Without spoiling too much (once again) for potential readers, Liv is truly what holds this story's plot up, which shouldn't be a surprise since we are reading from her point of view. You convey her thoughts and fears wonderfully. With every passing chapter I easily became invested in her struggles, frustrations and her desire to keep her precious honour intact, regardless of what society and other people thought about it. Liv's impact as well as her influence on some of the other characters is written well, which also helps to amplify her importance as the protagonist. Another good aspect is conveying her character development quite believably, particularly when she learns something new. To finish up commenting on our heroine I really enjoyed watching Liv titter between her personal wants vs her sense of duty and honour over the course of this story.

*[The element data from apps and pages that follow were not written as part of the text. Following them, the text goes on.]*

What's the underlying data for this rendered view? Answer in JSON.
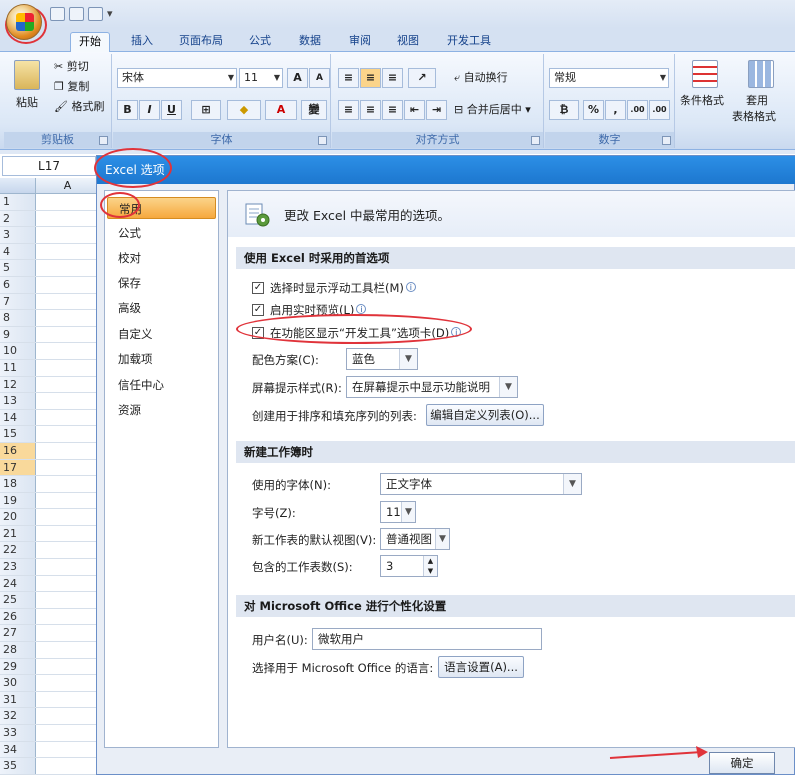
{
  "tabs": {
    "home": "开始",
    "insert": "插入",
    "page_layout": "页面布局",
    "formulas": "公式",
    "data": "数据",
    "review": "审阅",
    "view": "视图",
    "developer": "开发工具"
  },
  "ribbon": {
    "clipboard": {
      "label": "剪贴板",
      "paste": "粘贴",
      "cut": "剪切",
      "copy": "复制",
      "format_painter": "格式刷"
    },
    "font": {
      "label": "字体",
      "font_name": "宋体",
      "font_size": "11",
      "grow": "A",
      "shrink": "A",
      "bold": "B",
      "italic": "I",
      "underline": "U",
      "phonetic": "變"
    },
    "alignment": {
      "label": "对齐方式",
      "wrap_text": "自动换行",
      "merge_center": "合并后居中"
    },
    "number": {
      "label": "数字",
      "format": "常规",
      "percent": "%",
      "comma": ",",
      "inc_decimal": ".00",
      "dec_decimal": ".00"
    },
    "styles": {
      "conditional": "条件格式",
      "table_format_1": "套用",
      "table_format_2": "表格格式"
    }
  },
  "sheet": {
    "name_box": "L17",
    "column_a": "A",
    "rows": [
      "1",
      "2",
      "3",
      "4",
      "5",
      "6",
      "7",
      "8",
      "9",
      "10",
      "11",
      "12",
      "13",
      "14",
      "15",
      "16",
      "17",
      "18",
      "19",
      "20",
      "21",
      "22",
      "23",
      "24",
      "25",
      "26",
      "27",
      "28",
      "29",
      "30",
      "31",
      "32",
      "33",
      "34",
      "35"
    ],
    "selected_rows": [
      "16",
      "17"
    ]
  },
  "dialog": {
    "title": "Excel 选项",
    "nav": [
      "常用",
      "公式",
      "校对",
      "保存",
      "高级",
      "自定义",
      "加载项",
      "信任中心",
      "资源"
    ],
    "header": "更改 Excel 中最常用的选项。",
    "sections": {
      "top": "使用 Excel 时采用的首选项",
      "new_workbook": "新建工作簿时",
      "personalize": "对 Microsoft Office 进行个性化设置"
    },
    "options": {
      "mini_toolbar": "选择时显示浮动工具栏(M)",
      "live_preview": "启用实时预览(L)",
      "developer_tab": "在功能区显示“开发工具”选项卡(D)",
      "color_scheme_label": "配色方案(C):",
      "color_scheme_value": "蓝色",
      "screentip_label": "屏幕提示样式(R):",
      "screentip_value": "在屏幕提示中显示功能说明",
      "custom_lists_label": "创建用于排序和填充序列的列表:",
      "custom_lists_button": "编辑自定义列表(O)...",
      "font_label": "使用的字体(N):",
      "font_value": "正文字体",
      "size_label": "字号(Z):",
      "size_value": "11",
      "default_view_label": "新工作表的默认视图(V):",
      "default_view_value": "普通视图",
      "sheets_label": "包含的工作表数(S):",
      "sheets_value": "3",
      "username_label": "用户名(U):",
      "username_value": "微软用户",
      "language_label": "选择用于 Microsoft Office 的语言:",
      "language_button": "语言设置(A)..."
    },
    "ok": "确定"
  },
  "colors": {
    "accent": "#1d77cf",
    "highlight": "#f6a83e",
    "annotation": "#e0333a"
  }
}
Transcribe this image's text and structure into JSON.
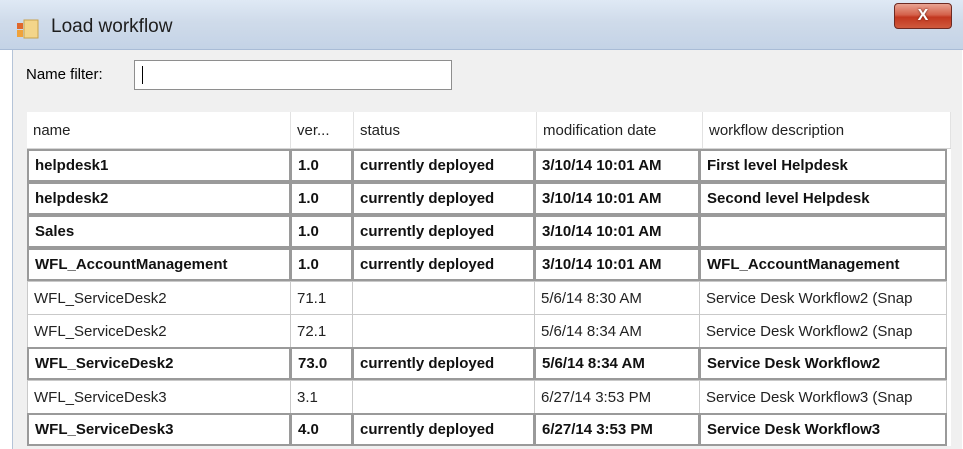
{
  "window": {
    "title": "Load workflow",
    "close_label": "X",
    "icon": "workflow-app-icon"
  },
  "filter": {
    "label": "Name filter:",
    "value": ""
  },
  "columns": [
    "name",
    "ver...",
    "status",
    "modification date",
    "workflow description"
  ],
  "rows": [
    {
      "name": "helpdesk1",
      "version": "1.0",
      "status": "currently deployed",
      "date": "3/10/14 10:01 AM",
      "description": "First level Helpdesk",
      "deployed": true
    },
    {
      "name": "helpdesk2",
      "version": "1.0",
      "status": "currently deployed",
      "date": "3/10/14 10:01 AM",
      "description": "Second level Helpdesk",
      "deployed": true
    },
    {
      "name": "Sales",
      "version": "1.0",
      "status": "currently deployed",
      "date": "3/10/14 10:01 AM",
      "description": "",
      "deployed": true
    },
    {
      "name": "WFL_AccountManagement",
      "version": "1.0",
      "status": "currently deployed",
      "date": "3/10/14 10:01 AM",
      "description": "WFL_AccountManagement",
      "deployed": true
    },
    {
      "name": "WFL_ServiceDesk2",
      "version": "71.1",
      "status": "",
      "date": "5/6/14 8:30 AM",
      "description": "Service Desk Workflow2 (Snap",
      "deployed": false
    },
    {
      "name": "WFL_ServiceDesk2",
      "version": "72.1",
      "status": "",
      "date": "5/6/14 8:34 AM",
      "description": "Service Desk Workflow2 (Snap",
      "deployed": false
    },
    {
      "name": "WFL_ServiceDesk2",
      "version": "73.0",
      "status": "currently deployed",
      "date": "5/6/14 8:34 AM",
      "description": "Service Desk Workflow2",
      "deployed": true
    },
    {
      "name": "WFL_ServiceDesk3",
      "version": "3.1",
      "status": "",
      "date": "6/27/14 3:53 PM",
      "description": "Service Desk Workflow3 (Snap",
      "deployed": false
    },
    {
      "name": "WFL_ServiceDesk3",
      "version": "4.0",
      "status": "currently deployed",
      "date": "6/27/14 3:53 PM",
      "description": "Service Desk Workflow3",
      "deployed": true
    }
  ]
}
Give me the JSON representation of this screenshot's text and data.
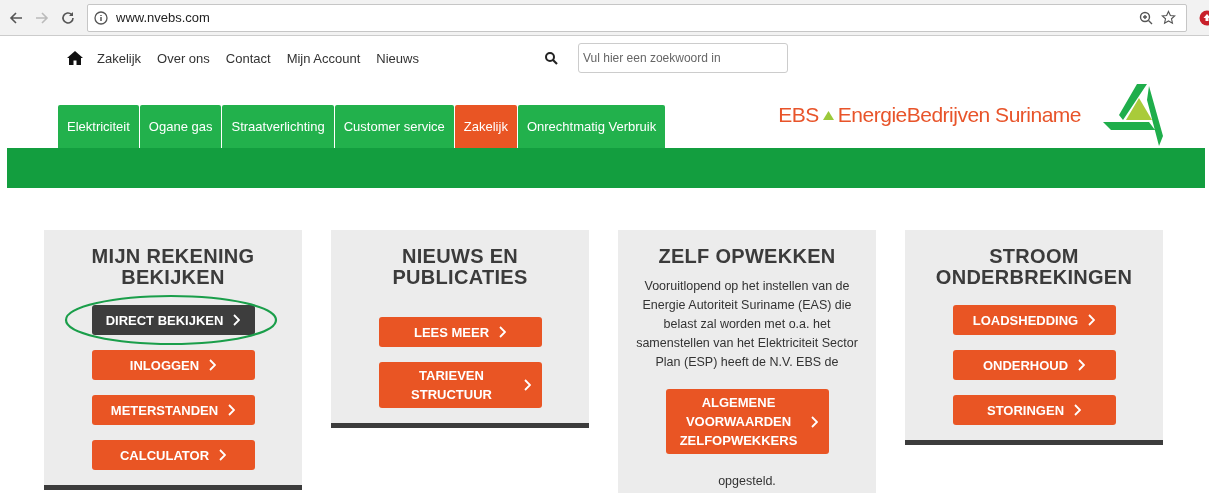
{
  "browser": {
    "url": "www.nvebs.com"
  },
  "top_nav": {
    "items": [
      "Zakelijk",
      "Over ons",
      "Contact",
      "Mijn Account",
      "Nieuws"
    ],
    "search": {
      "placeholder": "Vul hier een zoekwoord in"
    }
  },
  "logo": {
    "abbr": "EBS",
    "name": "EnergieBedrijven Suriname"
  },
  "tabs": [
    {
      "label": "Elektriciteit",
      "selected": false
    },
    {
      "label": "Ogane gas",
      "selected": false
    },
    {
      "label": "Straatverlichting",
      "selected": false
    },
    {
      "label": "Customer service",
      "selected": false
    },
    {
      "label": "Zakelijk",
      "selected": true
    },
    {
      "label": "Onrechtmatig Verbruik",
      "selected": false
    }
  ],
  "cards": [
    {
      "title": "MIJN REKENING BEKIJKEN",
      "buttons": [
        {
          "label": "DIRECT BEKIJKEN",
          "highlighted": true
        },
        {
          "label": "INLOGGEN",
          "highlighted": false
        },
        {
          "label": "METERSTANDEN",
          "highlighted": false
        },
        {
          "label": "CALCULATOR",
          "highlighted": false
        }
      ]
    },
    {
      "title": "NIEUWS EN PUBLICATIES",
      "buttons": [
        {
          "label": "LEES MEER",
          "highlighted": false
        },
        {
          "label": "TARIEVEN STRUCTUUR",
          "highlighted": false
        }
      ]
    },
    {
      "title": "ZELF OPWEKKEN",
      "body": "Vooruitlopend op het instellen van de Energie Autoriteit Suriname (EAS) die belast zal worden met o.a. het samenstellen van het Elektriciteit Sector Plan (ESP) heeft de N.V. EBS de",
      "buttons": [
        {
          "label": "ALGEMENE VOORWAARDEN ZELFOPWEKKERS",
          "highlighted": false
        }
      ],
      "footer": "opgesteld."
    },
    {
      "title": "STROOM ONDERBREKINGEN",
      "buttons": [
        {
          "label": "LOADSHEDDING",
          "highlighted": false
        },
        {
          "label": "ONDERHOUD",
          "highlighted": false
        },
        {
          "label": "STORINGEN",
          "highlighted": false
        }
      ]
    }
  ]
}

Based on the writing style I could easily see this pitched as a children or young teen novel. To be honest 14 chapters seems a bit short for a novel but it may not be if it's marketed to that demographic. (Unless you wanted all the parts combined into one book? That's only my speculation though). But "Dishonored" remains pleasant reading for older audiences regardless. There are still a few grammatical errors here and there but I'm sure if you iron them out eventually and it will be great publishing material.
I'm going to start reading the next installment "Honored" and I'll be waiting to see where it ends up. In conclusion: "Dishonored" is an easy reading dystopian tale, low on complex political intrigue and quite character driven. :)